▶ _The records_:
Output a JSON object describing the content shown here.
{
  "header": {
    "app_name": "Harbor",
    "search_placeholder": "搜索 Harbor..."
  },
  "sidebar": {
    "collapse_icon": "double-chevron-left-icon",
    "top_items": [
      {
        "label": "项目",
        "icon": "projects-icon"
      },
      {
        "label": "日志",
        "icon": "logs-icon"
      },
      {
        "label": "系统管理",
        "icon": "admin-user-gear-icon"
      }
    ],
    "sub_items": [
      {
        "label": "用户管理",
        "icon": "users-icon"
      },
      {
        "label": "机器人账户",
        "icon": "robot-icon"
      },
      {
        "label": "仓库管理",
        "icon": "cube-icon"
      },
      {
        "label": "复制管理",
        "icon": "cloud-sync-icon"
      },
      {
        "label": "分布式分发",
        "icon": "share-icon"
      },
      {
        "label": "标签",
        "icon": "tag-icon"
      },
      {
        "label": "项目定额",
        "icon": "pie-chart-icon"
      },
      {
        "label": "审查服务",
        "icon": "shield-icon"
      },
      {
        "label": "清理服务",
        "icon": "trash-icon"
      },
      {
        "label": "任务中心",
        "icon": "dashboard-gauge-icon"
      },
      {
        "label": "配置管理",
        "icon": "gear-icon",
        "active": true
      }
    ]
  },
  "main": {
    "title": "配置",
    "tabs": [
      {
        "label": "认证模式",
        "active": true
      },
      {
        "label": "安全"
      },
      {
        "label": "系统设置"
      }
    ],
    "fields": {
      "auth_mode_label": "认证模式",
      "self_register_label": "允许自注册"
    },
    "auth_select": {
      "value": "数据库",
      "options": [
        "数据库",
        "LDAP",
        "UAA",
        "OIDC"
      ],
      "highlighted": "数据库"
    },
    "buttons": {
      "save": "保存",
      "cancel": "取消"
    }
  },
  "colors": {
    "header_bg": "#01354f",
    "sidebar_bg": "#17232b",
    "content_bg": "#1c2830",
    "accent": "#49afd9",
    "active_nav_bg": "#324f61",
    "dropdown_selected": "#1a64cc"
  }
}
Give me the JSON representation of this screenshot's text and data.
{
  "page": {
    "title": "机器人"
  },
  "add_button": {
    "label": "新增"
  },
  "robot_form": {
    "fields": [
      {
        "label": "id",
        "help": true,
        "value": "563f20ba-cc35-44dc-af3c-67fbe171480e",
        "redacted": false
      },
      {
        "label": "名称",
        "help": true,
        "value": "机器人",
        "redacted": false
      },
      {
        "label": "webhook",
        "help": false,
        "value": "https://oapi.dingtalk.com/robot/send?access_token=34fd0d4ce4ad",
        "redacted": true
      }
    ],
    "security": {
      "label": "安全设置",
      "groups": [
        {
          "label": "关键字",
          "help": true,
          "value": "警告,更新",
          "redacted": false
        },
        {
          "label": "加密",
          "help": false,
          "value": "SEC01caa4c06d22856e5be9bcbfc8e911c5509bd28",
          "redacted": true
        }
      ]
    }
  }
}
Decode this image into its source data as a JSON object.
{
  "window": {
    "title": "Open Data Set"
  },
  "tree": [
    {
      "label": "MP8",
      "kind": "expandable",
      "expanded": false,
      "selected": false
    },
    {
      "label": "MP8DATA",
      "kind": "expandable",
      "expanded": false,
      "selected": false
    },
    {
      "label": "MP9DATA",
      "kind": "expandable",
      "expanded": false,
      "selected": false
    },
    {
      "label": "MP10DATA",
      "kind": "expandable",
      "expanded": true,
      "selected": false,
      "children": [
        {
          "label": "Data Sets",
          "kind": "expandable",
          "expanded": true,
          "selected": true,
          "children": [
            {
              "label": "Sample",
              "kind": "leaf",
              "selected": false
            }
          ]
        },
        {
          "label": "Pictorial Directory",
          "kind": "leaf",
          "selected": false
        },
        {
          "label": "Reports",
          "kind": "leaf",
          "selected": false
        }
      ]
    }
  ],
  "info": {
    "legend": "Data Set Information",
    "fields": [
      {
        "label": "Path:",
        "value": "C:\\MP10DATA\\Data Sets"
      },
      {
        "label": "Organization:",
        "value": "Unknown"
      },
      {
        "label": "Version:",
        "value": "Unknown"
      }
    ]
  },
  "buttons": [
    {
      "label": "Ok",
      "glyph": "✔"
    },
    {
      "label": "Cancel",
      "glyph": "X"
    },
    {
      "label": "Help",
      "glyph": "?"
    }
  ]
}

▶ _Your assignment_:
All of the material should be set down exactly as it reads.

▶ _Reply_:
Output a JSON object describing the content shown here.
{
  "header": {
    "app_name": "Harbor",
    "search_placeholder": "搜索 Harbor..."
  },
  "sidebar": {
    "collapse_icon": "double-chevron-left-icon",
    "top_items": [
      {
        "label": "项目",
        "icon": "projects-icon"
      },
      {
        "label": "日志",
        "icon": "logs-icon"
      },
      {
        "label": "系统管理",
        "icon": "admin-user-gear-icon"
      }
    ],
    "sub_items": [
      {
        "label": "用户管理",
        "icon": "users-icon"
      },
      {
        "label": "机器人账户",
        "icon": "robot-icon"
      },
      {
        "label": "仓库管理",
        "icon": "cube-icon"
      },
      {
        "label": "复制管理",
        "icon": "cloud-sync-icon"
      },
      {
        "label": "分布式分发",
        "icon": "share-icon"
      },
      {
        "label": "标签",
        "icon": "tag-icon"
      },
      {
        "label": "项目定额",
        "icon": "pie-chart-icon"
      },
      {
        "label": "审查服务",
        "icon": "shield-icon"
      },
      {
        "label": "清理服务",
        "icon": "trash-icon"
      },
      {
        "label": "任务中心",
        "icon": "dashboard-gauge-icon"
      },
      {
        "label": "配置管理",
        "icon": "gear-icon",
        "active": true
      }
    ]
  },
  "main": {
    "title": "配置",
    "tabs": [
      {
        "label": "认证模式",
        "active": true
      },
      {
        "label": "安全"
      },
      {
        "label": "系统设置"
      }
    ],
    "fields": {
      "auth_mode_label": "认证模式",
      "self_register_label": "允许自注册"
    },
    "auth_select": {
      "value": "数据库",
      "options": [
        "数据库",
        "LDAP",
        "UAA",
        "OIDC"
      ],
      "highlighted": "数据库"
    },
    "buttons": {
      "save": "保存",
      "cancel": "取消"
    }
  },
  "colors": {
    "header_bg": "#01354f",
    "sidebar_bg": "#17232b",
    "content_bg": "#1c2830",
    "accent": "#49afd9",
    "active_nav_bg": "#324f61",
    "dropdown_selected": "#1a64cc"
  }
}
Give me the JSON representation of this screenshot's text and data.
{
  "page": {
    "title": "机器人"
  },
  "add_button": {
    "label": "新增"
  },
  "robot_form": {
    "fields": [
      {
        "label": "id",
        "help": true,
        "value": "563f20ba-cc35-44dc-af3c-67fbe171480e",
        "redacted": false
      },
      {
        "label": "名称",
        "help": true,
        "value": "机器人",
        "redacted": false
      },
      {
        "label": "webhook",
        "help": false,
        "value": "https://oapi.dingtalk.com/robot/send?access_token=34fd0d4ce4ad",
        "redacted": true
      }
    ],
    "security": {
      "label": "安全设置",
      "groups": [
        {
          "label": "关键字",
          "help": true,
          "value": "警告,更新",
          "redacted": false
        },
        {
          "label": "加密",
          "help": false,
          "value": "SEC01caa4c06d22856e5be9bcbfc8e911c5509bd28",
          "redacted": true
        }
      ]
    }
  }
}
Decode this image into its source data as a JSON object.
{
  "window": {
    "title": "Open Data Set"
  },
  "tree": [
    {
      "label": "MP8",
      "kind": "expandable",
      "expanded": false,
      "selected": false
    },
    {
      "label": "MP8DATA",
      "kind": "expandable",
      "expanded": false,
      "selected": false
    },
    {
      "label": "MP9DATA",
      "kind": "expandable",
      "expanded": false,
      "selected": false
    },
    {
      "label": "MP10DATA",
      "kind": "expandable",
      "expanded": true,
      "selected": false,
      "children": [
        {
          "label": "Data Sets",
          "kind": "expandable",
          "expanded": true,
          "selected": true,
          "children": [
            {
              "label": "Sample",
              "kind": "leaf",
              "selected": false
            }
          ]
        },
        {
          "label": "Pictorial Directory",
          "kind": "leaf",
          "selected": false
        },
        {
          "label": "Reports",
          "kind": "leaf",
          "selected": false
        }
      ]
    }
  ],
  "info": {
    "legend": "Data Set Information",
    "fields": [
      {
        "label": "Path:",
        "value": "C:\\MP10DATA\\Data Sets"
      },
      {
        "label": "Organization:",
        "value": "Unknown"
      },
      {
        "label": "Version:",
        "value": "Unknown"
      }
    ]
  },
  "buttons": [
    {
      "label": "Ok",
      "glyph": "✔"
    },
    {
      "label": "Cancel",
      "glyph": "X"
    },
    {
      "label": "Help",
      "glyph": "?"
    }
  ]
}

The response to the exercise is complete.